TASK PROMPT:
Go through the data and copy every line in which "code" appears.

Page and application data records:
-=-=-

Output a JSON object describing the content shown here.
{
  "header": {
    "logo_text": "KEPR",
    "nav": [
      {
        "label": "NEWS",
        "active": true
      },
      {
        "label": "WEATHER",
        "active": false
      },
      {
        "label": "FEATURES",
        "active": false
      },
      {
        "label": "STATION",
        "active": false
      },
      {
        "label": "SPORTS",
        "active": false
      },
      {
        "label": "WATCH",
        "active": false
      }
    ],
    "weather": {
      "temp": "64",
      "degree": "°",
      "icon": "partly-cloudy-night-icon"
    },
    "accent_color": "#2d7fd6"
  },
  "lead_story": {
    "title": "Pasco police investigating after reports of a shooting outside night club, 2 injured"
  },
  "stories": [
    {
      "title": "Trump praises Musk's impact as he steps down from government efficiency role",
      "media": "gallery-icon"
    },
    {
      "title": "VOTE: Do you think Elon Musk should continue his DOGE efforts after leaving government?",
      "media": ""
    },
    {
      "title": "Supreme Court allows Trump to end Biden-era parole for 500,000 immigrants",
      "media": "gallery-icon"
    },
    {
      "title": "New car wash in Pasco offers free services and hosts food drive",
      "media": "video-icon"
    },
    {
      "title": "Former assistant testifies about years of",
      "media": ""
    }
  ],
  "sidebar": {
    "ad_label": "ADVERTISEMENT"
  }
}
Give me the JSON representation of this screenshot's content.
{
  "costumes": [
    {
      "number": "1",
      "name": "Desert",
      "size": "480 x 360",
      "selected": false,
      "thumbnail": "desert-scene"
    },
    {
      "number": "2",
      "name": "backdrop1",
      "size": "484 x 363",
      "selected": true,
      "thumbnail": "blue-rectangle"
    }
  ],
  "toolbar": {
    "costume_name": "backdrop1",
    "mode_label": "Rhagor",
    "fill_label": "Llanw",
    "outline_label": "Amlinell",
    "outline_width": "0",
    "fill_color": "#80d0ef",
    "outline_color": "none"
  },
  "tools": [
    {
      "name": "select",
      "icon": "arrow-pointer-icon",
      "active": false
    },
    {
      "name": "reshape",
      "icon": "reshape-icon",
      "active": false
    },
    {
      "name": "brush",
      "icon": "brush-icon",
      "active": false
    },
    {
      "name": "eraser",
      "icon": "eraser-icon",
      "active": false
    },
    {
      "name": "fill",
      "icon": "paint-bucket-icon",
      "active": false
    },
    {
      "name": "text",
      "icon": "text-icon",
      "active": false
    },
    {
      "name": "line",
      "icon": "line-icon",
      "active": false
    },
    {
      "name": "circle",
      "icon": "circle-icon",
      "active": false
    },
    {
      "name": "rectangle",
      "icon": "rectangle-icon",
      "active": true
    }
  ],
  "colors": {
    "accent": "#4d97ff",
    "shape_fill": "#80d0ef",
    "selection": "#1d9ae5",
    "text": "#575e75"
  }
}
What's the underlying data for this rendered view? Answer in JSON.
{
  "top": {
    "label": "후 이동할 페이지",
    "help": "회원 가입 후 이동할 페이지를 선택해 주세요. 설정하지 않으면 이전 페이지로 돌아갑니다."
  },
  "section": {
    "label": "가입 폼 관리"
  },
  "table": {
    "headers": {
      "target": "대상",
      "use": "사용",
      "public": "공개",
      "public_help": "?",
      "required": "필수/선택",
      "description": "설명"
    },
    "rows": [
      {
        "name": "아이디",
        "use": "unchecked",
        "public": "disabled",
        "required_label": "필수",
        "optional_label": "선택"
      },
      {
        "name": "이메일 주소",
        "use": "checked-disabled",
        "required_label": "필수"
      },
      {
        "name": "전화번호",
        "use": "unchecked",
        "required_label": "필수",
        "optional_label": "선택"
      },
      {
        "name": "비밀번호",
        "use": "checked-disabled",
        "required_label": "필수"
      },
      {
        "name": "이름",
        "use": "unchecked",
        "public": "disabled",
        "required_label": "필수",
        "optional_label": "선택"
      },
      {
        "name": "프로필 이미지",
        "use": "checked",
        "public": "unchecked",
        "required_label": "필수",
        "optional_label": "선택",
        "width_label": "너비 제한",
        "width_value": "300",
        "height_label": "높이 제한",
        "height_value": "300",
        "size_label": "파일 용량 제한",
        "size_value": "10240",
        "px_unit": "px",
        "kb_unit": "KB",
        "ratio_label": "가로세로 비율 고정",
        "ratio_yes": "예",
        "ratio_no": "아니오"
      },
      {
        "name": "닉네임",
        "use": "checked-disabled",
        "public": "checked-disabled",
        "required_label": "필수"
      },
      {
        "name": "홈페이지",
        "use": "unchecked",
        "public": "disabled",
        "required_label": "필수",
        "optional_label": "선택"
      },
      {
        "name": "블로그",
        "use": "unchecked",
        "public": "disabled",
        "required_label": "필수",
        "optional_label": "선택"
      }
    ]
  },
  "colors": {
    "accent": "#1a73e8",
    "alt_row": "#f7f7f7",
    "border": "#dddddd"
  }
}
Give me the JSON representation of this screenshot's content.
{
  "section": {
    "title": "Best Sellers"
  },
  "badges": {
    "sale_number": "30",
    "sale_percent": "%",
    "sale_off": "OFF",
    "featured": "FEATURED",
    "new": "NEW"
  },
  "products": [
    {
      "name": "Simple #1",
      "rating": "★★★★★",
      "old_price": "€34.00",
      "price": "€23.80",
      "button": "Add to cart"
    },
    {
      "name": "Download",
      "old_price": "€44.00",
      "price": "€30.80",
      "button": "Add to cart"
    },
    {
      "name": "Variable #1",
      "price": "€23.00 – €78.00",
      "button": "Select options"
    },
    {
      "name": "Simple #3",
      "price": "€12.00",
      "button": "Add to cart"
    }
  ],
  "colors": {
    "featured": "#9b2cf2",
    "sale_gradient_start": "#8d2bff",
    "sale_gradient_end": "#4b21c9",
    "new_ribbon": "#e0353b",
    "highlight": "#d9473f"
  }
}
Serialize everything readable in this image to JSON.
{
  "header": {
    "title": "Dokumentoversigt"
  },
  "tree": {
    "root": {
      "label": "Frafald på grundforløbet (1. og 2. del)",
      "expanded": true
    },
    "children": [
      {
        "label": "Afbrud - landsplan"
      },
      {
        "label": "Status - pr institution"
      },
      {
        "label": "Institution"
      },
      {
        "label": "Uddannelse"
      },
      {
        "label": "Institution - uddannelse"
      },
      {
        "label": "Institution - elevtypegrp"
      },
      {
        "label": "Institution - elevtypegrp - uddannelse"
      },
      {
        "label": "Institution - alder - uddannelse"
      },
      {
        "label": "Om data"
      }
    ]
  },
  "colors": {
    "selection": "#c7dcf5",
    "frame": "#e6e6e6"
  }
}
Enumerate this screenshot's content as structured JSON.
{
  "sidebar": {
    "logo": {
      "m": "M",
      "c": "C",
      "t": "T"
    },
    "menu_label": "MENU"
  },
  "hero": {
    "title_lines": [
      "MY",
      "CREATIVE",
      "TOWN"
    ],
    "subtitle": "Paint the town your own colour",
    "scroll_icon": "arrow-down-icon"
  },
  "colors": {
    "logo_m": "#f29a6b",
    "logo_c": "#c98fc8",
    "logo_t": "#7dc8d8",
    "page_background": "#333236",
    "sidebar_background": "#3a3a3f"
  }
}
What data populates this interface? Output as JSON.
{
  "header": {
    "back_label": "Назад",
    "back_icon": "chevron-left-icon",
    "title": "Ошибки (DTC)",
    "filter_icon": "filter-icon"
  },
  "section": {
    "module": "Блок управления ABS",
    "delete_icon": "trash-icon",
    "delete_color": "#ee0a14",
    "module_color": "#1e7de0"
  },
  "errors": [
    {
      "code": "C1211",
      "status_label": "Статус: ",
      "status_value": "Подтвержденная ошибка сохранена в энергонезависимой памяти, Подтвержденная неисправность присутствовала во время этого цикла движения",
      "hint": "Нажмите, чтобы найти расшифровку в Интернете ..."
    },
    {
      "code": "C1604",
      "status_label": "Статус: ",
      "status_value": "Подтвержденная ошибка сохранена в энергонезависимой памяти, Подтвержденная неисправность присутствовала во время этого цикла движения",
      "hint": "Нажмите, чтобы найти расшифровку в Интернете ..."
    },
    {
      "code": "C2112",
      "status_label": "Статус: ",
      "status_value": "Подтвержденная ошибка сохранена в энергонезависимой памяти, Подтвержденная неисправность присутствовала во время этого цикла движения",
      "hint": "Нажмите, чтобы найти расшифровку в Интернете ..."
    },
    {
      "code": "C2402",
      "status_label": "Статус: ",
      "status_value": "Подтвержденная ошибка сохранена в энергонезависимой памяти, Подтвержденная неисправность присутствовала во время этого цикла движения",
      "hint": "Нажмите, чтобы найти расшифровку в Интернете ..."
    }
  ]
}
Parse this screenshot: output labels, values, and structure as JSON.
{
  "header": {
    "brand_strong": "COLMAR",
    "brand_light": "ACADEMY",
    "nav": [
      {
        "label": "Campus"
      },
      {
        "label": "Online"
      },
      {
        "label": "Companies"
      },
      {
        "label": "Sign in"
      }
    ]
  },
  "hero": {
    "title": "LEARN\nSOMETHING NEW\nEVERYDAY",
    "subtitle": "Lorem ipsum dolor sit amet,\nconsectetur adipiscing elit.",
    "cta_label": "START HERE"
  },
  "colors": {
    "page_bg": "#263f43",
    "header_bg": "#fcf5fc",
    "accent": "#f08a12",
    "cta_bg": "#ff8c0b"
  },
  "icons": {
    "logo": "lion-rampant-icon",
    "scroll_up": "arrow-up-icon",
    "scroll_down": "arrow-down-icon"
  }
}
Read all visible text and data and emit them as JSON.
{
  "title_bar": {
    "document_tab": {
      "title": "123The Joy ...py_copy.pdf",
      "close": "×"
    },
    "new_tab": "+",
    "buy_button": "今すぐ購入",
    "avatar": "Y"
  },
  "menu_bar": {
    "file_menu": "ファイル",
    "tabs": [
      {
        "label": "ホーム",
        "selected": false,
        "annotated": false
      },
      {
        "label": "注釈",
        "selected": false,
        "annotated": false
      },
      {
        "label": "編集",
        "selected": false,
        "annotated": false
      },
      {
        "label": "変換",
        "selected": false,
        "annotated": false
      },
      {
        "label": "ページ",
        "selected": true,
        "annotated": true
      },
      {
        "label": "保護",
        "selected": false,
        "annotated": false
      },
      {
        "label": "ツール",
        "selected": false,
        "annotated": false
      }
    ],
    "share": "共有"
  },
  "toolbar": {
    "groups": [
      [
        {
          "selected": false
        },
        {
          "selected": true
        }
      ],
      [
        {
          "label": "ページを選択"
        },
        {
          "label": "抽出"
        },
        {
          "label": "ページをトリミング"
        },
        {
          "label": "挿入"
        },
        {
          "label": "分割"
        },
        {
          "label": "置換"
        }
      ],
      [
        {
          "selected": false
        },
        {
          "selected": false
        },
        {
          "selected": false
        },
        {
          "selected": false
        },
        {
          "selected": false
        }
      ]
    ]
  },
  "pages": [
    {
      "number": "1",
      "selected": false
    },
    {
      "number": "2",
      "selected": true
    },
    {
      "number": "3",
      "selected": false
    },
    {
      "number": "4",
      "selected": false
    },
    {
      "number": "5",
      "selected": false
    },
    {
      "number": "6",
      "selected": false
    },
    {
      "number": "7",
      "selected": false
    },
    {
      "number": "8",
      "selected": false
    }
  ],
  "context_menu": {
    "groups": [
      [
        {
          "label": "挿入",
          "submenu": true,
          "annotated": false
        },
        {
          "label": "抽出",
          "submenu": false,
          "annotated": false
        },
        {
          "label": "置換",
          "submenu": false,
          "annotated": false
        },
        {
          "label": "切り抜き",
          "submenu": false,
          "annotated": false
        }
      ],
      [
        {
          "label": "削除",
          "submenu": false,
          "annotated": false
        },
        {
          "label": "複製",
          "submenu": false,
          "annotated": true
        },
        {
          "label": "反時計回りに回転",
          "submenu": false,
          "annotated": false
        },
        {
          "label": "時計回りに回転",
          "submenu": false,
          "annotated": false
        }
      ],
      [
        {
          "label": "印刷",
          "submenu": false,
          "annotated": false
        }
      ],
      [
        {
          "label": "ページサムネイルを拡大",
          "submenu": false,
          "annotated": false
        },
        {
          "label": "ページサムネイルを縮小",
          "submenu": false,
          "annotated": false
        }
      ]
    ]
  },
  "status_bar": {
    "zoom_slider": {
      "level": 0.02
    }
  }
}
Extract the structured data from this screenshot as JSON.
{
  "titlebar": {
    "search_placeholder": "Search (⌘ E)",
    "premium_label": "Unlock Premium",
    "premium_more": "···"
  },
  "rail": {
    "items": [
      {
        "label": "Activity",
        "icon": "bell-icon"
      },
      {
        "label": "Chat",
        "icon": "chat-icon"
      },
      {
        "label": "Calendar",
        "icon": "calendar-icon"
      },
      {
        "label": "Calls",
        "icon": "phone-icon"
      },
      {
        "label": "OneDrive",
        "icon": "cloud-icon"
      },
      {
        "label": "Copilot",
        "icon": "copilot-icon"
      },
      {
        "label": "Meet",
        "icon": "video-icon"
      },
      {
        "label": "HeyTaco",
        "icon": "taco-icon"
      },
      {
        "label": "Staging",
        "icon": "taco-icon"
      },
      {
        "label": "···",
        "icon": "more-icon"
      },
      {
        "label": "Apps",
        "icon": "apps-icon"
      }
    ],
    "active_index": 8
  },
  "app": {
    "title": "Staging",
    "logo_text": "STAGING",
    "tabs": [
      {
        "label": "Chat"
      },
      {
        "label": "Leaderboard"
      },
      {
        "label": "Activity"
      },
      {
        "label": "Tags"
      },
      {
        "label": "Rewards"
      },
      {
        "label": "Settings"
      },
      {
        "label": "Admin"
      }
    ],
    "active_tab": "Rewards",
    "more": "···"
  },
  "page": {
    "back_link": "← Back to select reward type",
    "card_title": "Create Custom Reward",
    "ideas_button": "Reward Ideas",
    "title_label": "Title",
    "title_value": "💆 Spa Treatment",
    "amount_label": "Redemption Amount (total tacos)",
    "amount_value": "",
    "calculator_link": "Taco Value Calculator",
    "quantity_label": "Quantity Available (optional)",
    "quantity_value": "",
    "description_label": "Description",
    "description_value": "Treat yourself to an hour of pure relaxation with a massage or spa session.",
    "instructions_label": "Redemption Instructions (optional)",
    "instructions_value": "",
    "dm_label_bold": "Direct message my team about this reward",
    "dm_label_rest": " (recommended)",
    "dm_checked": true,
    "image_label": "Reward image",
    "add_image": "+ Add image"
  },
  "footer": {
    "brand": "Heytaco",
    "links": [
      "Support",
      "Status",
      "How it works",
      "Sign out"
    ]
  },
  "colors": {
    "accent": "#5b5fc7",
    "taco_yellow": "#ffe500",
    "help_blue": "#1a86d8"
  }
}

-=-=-

EXERCISE OUTPUT:
      "code": "C1211",
      "code": "C1604",
      "code": "C2112",
      "code": "C2402",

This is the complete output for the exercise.